with the moms.

Seattle Mayor Bruce Harrell recalled his childhood, in the nearby Central Area, where boys might shove or hit each other and then go play basketball. Nowadays no place is safe from lethal gunshots — not schools, not churches, not a movie theater, he said in a preacherlike 10-minute speech.

Harrell suggested a ballot measure to let local governments in Washington state enact their own gun laws. That would allow Seattle to ban and confiscate firearms in city parks, for instance, the mayor explained later.

“We’re getting through a crazy pandemic right now,” he concluded. “We’re
seeing mass shootings at unprecedented levels. This is our time to better love
one another.”

Reports of gunfire in Seattle are up 75% this year, totaling 15 fatal shootings, 63 injuries, and 224 shot-fired calls as of May 31, according to the city’s police dashboard.
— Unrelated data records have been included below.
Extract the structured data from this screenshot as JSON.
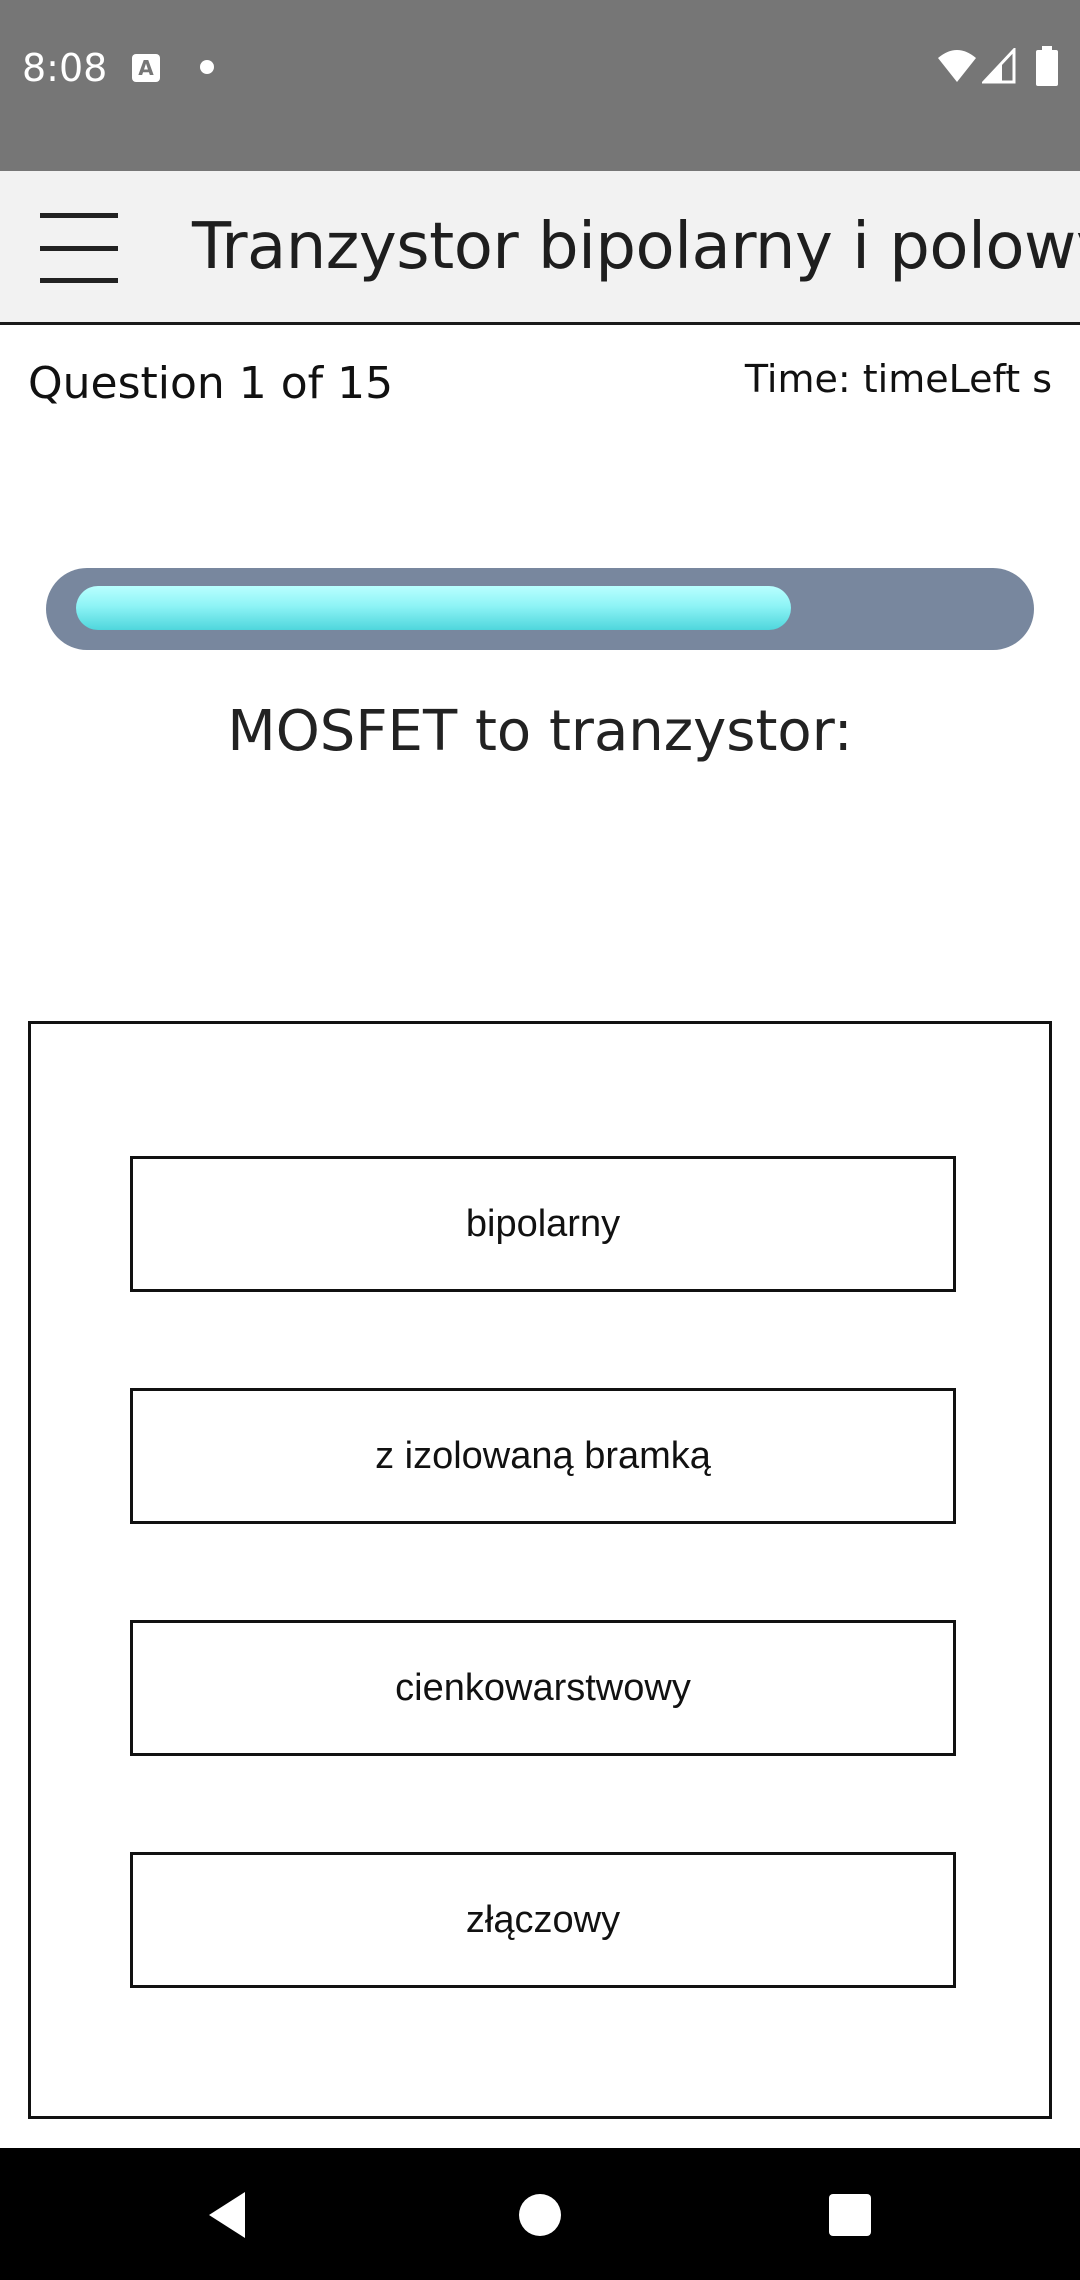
{
  "status_bar": {
    "time": "8:08",
    "icons": [
      "a-notification-icon",
      "dot-notification-icon",
      "wifi-icon",
      "cell-signal-icon",
      "battery-icon"
    ],
    "background_color": "#767676"
  },
  "app_bar": {
    "title": "Tranzystor bipolarny i polowy",
    "menu_icon": "hamburger-menu-icon",
    "background_color": "#f2f2f2"
  },
  "quiz": {
    "counter": "Question 1 of 15",
    "time_label": "Time: timeLeft s",
    "progress_fraction": 0.77,
    "progress_colors": {
      "track": "#78879e",
      "fill": "#8ef4f6"
    },
    "question": "MOSFET to tranzystor:",
    "answers": [
      {
        "label": "bipolarny"
      },
      {
        "label": "z izolowaną bramką"
      },
      {
        "label": "cienkowarstwowy"
      },
      {
        "label": "złączowy"
      }
    ]
  },
  "nav_bar": {
    "icons": [
      "back-icon",
      "home-icon",
      "recents-icon"
    ]
  }
}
Montgomery said afterward that Saturday was her first appearance at a political event, but that she’s given away $2,000 scholarships, spoken in church, and volunteered in food drives. “When they contacted me I was overjoyed,” she said, “because I want to say the name of DeShawn Eugene Milliken.”

Staff reporter Sarah Grace Taylor reported from Olympia. Staff reporter Mike Lindblom reported from Seattle.

Editor’s note: Out of concern for those involved in this story and their loved ones, the comment thread has been closed.